Anyone who has lost someone close knows the brutal clarity that death brings. Death can shock us into consciousness, reminding us to be here now, to feel it all. The reality of our mortality can hit like a freight train but also brings things into sharp focus, such as how precious life is. Having an experience with death can shock us into living more fully.
Artist and urban planner, Candy Chang, went through a long process of grief, depression and existential confusion after the death of her close friend Joan, who had acted as a mother to her for 15 years but she found death also gave her perspective. This one sudden, calamitous event threw Candy in a new direction in her work.
Much of Candy’s work was focused on finding creative ways to use public spaces to connect us to our neighbourhoods, to our communities and to each other through interactive art. Mostly her canvases were unused, empty and abandoned spaces, prompting people to re-imagine what was possible there. After Joan’s death Candy’s work moved away from a civic utilitarian view of public space and took a turn for the more philosophical. Candy started asking the questions like, how can public spaces allow us to share our vulnerabilities and struggles? How can we be introspective together? And how can our public spaces become more nourishing to our wellbeing and mental health?
In the midst of her grief, Candy painted the side of an abandoned building with chalkboard paint and stencilled the words ‘Before I die I want to…’ on the wall 80 times, with space for anyone who walked by to finish the sentence. By the next day the wall was overflowing with thoughtful, poignant, tragic and funny contributions, such as, “sing for millions”, “plant a tree”, “hold her one more time”, “eat more everything”, “abandon all insecurities”.
Three years later there are around 300 ‘Before I die’ walls in over 60 countries.

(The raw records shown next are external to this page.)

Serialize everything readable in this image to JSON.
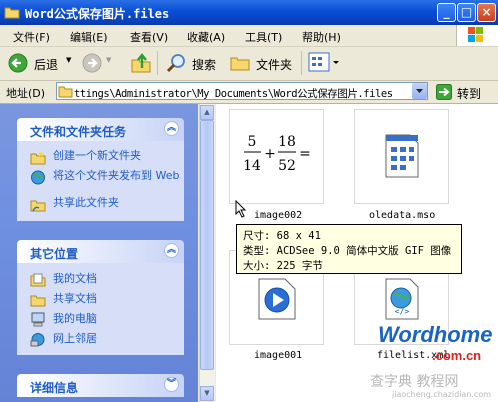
{
  "window": {
    "title": "Word公式保存图片.files"
  },
  "menu": {
    "items": [
      "文件(F)",
      "编辑(E)",
      "查看(V)",
      "收藏(A)",
      "工具(T)",
      "帮助(H)"
    ]
  },
  "toolbar": {
    "back": "后退",
    "search": "搜索",
    "folders": "文件夹"
  },
  "address": {
    "label": "地址(D)",
    "path": "ttings\\Administrator\\My Documents\\Word公式保存图片.files",
    "go": "转到"
  },
  "tasks": {
    "title": "文件和文件夹任务",
    "items": [
      "创建一个新文件夹",
      "将这个文件夹发布到 Web",
      "共享此文件夹"
    ]
  },
  "places": {
    "title": "其它位置",
    "items": [
      "我的文档",
      "共享文档",
      "我的电脑",
      "网上邻居"
    ]
  },
  "details": {
    "title": "详细信息"
  },
  "files": [
    {
      "name": "image002",
      "formula": {
        "a_num": "5",
        "a_den": "14",
        "op": "+",
        "b_num": "18",
        "b_den": "52",
        "eq": "="
      }
    },
    {
      "name": "oledata.mso"
    },
    {
      "name": "image001"
    },
    {
      "name": "filelist.xml"
    }
  ],
  "tooltip": {
    "size": "尺寸: 68 x 41",
    "type": "类型: ACDSee 9.0 简体中文版 GIF 图像",
    "filesize": "大小: 225 字节"
  },
  "watermark": {
    "brand": "Wordhome",
    "domain": ".com.cn",
    "site": "查字典 教程网",
    "url": "jiaocheng.chazidian.com"
  }
}
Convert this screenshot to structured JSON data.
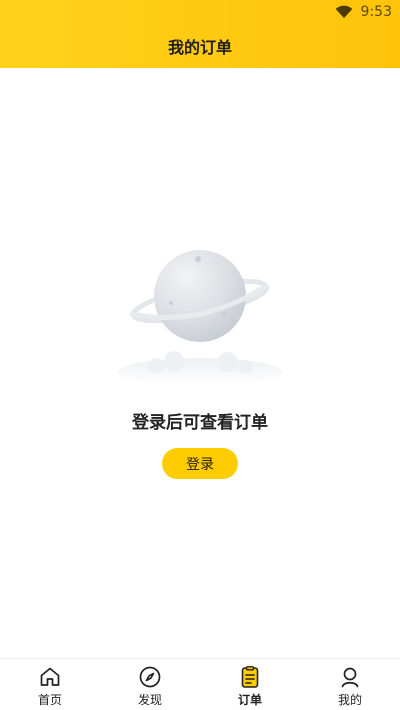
{
  "status": {
    "time": "9:53"
  },
  "header": {
    "title": "我的订单"
  },
  "empty": {
    "message": "登录后可查看订单",
    "login_label": "登录"
  },
  "tabs": [
    {
      "label": "首页",
      "icon": "home-icon"
    },
    {
      "label": "发现",
      "icon": "compass-icon"
    },
    {
      "label": "订单",
      "icon": "order-icon",
      "active": true
    },
    {
      "label": "我的",
      "icon": "user-icon"
    }
  ],
  "colors": {
    "accent": "#ffcc00"
  }
}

People began reproducing the project after Candy made free tools available on her website.
“It’s been the greatest experience of my life to see this little experiment igrow into a global project,” Candy says.
Since then, Candy has written many different contributions on many walls, but, “Right now… Before I die I want to write a bedtime story. I love fables like The Little Prince and I aspire to make something as poetic and timeless as that.”
For Candy, the walls have allowed her to reaffirm her priorities in life.
“Regularly thinking about death has brought clarity to my life and helped me maintain perspective. None of us know how much time we have left and I think it’s really easy to postpone our deepest needs. It’s easy to take the people we love for granted and it’s far too easy to neglect our relationship with ourselves.
“In our age of increasing distractions I think it’s more important than ever to remember our life is brief and tender. Regularly contemplating death as stoics and other philosophers have encouraged for a long time, is a powerful tool to restore perspective and remember the things that make your life meaningful to you.”